A week ago, someone invited me to chat in ICQ, and so I did. Very quickly she introduced herself as Yuna from Hong Kong and asked if I am a pianist, for which I replied yes. For the next 3 hours, we chatted enough to arrange for a face to face meeting 5 days later, in Singapore, for she will be travelling here “for business”. And in such coincidence, I was available to meet her during her stay.
And so last Friday, I met her, in person, my first overseas online acquaintance whom we spent the shortest time knowing each other before meeting. Luckily I gave her my mobile number, for she discovered 15 minutes before our meeting time that the hotel was not the same as the one she informed me. She called me while I was waiting at Furama Harbourfront, that her hotel was in fact Furama City Center.

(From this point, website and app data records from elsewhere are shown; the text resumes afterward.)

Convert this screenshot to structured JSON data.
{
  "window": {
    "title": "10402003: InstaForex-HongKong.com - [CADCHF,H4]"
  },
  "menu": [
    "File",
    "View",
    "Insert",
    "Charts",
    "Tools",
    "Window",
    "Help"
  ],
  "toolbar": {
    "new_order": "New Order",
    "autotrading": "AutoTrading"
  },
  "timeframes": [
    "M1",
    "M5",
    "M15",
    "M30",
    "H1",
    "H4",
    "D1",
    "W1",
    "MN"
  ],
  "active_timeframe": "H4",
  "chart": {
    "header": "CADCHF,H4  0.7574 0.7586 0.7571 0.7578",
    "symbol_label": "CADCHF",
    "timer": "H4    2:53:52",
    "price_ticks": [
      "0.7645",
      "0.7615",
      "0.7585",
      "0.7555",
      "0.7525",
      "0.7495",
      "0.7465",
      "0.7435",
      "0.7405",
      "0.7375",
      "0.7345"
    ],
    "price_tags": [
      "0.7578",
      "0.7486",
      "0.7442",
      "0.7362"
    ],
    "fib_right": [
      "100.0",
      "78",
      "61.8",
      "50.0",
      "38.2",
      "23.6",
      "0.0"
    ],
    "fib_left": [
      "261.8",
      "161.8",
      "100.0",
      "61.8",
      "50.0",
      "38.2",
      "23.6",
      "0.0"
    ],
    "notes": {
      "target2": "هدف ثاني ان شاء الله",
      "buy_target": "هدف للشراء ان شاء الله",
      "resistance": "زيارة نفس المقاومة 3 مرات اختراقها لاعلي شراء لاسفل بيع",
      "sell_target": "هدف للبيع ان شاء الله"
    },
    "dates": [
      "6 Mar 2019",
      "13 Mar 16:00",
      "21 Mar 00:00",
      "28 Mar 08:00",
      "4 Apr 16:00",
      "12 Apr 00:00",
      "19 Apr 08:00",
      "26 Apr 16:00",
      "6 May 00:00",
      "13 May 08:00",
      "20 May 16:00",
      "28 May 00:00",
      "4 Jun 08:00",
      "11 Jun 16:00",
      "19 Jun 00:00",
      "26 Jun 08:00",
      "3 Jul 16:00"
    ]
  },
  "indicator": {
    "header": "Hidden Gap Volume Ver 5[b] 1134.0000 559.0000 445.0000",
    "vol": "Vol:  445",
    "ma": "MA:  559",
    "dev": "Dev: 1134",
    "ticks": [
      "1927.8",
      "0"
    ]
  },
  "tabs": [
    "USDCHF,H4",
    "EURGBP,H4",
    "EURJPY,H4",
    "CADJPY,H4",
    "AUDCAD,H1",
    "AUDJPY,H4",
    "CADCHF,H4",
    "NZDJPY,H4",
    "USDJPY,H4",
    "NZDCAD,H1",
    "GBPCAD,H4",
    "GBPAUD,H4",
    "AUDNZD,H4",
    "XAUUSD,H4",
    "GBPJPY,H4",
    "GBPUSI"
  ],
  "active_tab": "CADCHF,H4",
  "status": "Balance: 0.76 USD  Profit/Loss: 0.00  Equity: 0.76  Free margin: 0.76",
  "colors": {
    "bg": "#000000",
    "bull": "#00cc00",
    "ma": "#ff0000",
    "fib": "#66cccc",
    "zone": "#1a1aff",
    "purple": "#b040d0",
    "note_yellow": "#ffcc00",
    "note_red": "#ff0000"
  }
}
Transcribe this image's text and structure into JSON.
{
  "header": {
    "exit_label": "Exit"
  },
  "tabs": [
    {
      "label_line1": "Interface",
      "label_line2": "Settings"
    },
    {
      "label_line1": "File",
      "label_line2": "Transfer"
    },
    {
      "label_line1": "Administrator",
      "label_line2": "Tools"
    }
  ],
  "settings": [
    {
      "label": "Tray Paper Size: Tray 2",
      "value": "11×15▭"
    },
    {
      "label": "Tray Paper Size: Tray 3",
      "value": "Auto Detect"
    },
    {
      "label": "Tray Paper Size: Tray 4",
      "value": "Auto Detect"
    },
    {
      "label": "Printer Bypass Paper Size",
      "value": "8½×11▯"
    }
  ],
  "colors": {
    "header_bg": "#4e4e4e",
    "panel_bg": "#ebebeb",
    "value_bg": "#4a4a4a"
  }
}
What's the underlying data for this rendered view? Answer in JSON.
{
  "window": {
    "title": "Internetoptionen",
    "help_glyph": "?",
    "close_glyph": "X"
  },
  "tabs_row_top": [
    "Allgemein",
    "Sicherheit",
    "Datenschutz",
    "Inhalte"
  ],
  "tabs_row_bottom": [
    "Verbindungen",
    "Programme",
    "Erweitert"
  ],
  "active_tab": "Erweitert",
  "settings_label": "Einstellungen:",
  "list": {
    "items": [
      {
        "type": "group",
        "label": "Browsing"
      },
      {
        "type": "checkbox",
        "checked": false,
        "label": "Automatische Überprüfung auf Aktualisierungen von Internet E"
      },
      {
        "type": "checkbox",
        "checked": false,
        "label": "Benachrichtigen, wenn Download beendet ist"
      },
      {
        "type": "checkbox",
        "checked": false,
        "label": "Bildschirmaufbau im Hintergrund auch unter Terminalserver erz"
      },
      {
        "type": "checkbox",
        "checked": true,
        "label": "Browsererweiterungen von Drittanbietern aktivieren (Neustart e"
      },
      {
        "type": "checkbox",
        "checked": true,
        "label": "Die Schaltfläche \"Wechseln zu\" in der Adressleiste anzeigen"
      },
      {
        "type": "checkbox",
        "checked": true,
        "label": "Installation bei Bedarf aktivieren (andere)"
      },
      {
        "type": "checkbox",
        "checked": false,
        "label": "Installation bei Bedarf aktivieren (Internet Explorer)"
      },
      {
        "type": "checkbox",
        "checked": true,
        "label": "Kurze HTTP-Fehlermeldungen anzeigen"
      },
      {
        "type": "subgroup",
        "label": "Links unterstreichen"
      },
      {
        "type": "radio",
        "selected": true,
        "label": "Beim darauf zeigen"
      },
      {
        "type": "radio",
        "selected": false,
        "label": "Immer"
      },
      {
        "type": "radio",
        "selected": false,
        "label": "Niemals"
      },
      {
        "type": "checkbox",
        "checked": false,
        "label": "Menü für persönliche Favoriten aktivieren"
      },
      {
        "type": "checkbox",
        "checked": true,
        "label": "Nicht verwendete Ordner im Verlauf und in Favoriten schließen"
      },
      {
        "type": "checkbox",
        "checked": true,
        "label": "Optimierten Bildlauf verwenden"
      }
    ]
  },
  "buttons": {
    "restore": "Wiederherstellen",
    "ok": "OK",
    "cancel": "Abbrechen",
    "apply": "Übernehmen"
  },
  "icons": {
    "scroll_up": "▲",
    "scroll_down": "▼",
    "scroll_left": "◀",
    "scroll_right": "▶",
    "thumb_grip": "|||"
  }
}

Fortunately, I realised that the hotel was not far from where I was, so I took a walk and 15 minutes later I reached the hotel.
I found her sitting at the corner of the lobby, and then our eyes met, realising that we were both who we were waiting for. She started talking in Cantonese and I tried to reply back, albeit poorly. I explained that my mum is a Cantonese so I could understand and speak a little, but she had to pardon my broken intonation. It’s probably sounds like how the Canto-pop celebrities speak Mandarin.
I took her for a walk around Chinatown before settling at Hong Lim Complex Hawker Centre for a taste of local food, like Char Kway Teow and Rojak. Try as I might, I was unable to find durians for her. I was also unable to locate other popular local hawker fare like satay around the area. Actually, I had it all planned out when she told me she was staying at Furama Harbourfront, for the famous Tiong Bahru Market is just nearby. She would have had better taste of local food there. I also told her that Singapore crabs are great when cooked with chili or pepper, but she had to meet me the next time to try them as the area we were at does not have such delicacies.
After dinner, I brought her to Vivocity. She wasn’t at all interested to do shopping here, for she felt that she could get everything in Hong Kong, and it wasn’t a totally unfair statement. She had also been to the Merlion and most tourist attractions.
I brought her straight to the viewing deck overseeing Sentosa, and what a shame the ferry terminal stopped operations and so there was nothing to catch her eye about Sentosa (all’s to change with the Integrated Resort completes construction by the turn of the decade). Then she saw the cable car and decided to have a go. So at least she saw some night views from up above. We alighted at the Mount Faber station and walked around, showing her the HDB flats and the city skyscrapers, barely visible from the trees and forests. As expected, there was no expression of amazement on her part. Obviously the view was nothing compared to the Peak at Hong Kong.
Then we went for coffee at Coffee Club. We sat there till about 9.15pm where the staff hinted that they were closing. I told Yuna that most shops close by 9.30pm except for the last Friday of the month where Orchard Road stores extend their operating hours. She felt that it was a waste that shops closed so early, but also envied the workers here who need not work for such long hours.
So I brought her back to hotel… and parted at the lobby. The meeting was filled with conversations and the discovering of cultures and interests intertwined with dabs of Cantonese, English and a bit of Mandarin when all else failed. I like to interact with people in other languages, so that I can have a chance to work on those languages. I used to have a colleague whom I speak Hainanese with. I have another lunch buddy whom I speak Mandarin to. So I had fun speaking Cantonese with Yuna, and working my tongue out to get the intonation right. I guess I pulled it off rather fine.
…bladdy hell waited at the lobby from 10.15 to 10.45pm without a cab. I saw a lot of cabs turning in but all headed to the People’s Park Complex car park. I suspect these guys are ‘resting’ until 11.30pm when the midnight charge kicks in, or maybe waiting for telephone booking. I ended up calling for a cab and paid $4 for the booking fee. Another love-hate situation with the cabbies.